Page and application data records
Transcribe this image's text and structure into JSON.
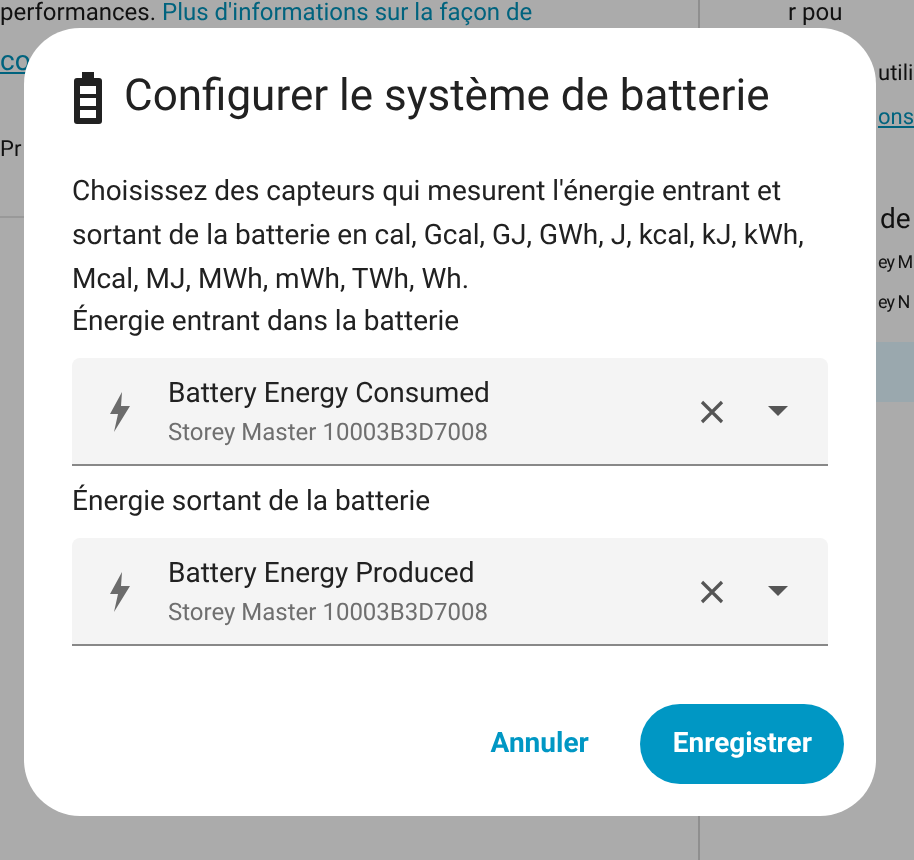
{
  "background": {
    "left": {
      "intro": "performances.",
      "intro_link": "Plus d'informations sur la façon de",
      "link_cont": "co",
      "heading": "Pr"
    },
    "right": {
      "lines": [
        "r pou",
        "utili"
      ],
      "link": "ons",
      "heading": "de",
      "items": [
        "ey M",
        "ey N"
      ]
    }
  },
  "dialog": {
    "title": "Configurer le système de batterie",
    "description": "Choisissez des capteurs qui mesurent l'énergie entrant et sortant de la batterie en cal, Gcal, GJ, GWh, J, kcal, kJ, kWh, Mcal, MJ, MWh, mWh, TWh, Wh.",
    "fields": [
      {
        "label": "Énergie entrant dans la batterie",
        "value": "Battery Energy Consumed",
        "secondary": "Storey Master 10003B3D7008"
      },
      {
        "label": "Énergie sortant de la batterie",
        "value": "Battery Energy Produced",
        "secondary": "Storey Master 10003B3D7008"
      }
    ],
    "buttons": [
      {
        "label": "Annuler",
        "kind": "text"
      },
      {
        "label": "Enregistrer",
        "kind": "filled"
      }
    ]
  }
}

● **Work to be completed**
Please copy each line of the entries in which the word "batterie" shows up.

● **Answer to the problem**
    "title": "Configurer le système de batterie",
    "description": "Choisissez des capteurs qui mesurent l'énergie entrant et sortant de la batterie en cal, Gcal, GJ, GWh, J, kcal, kJ, kWh, Mcal, MJ, MWh, mWh, TWh, Wh.",
        "label": "Énergie entrant dans la batterie",
        "label": "Énergie sortant de la batterie",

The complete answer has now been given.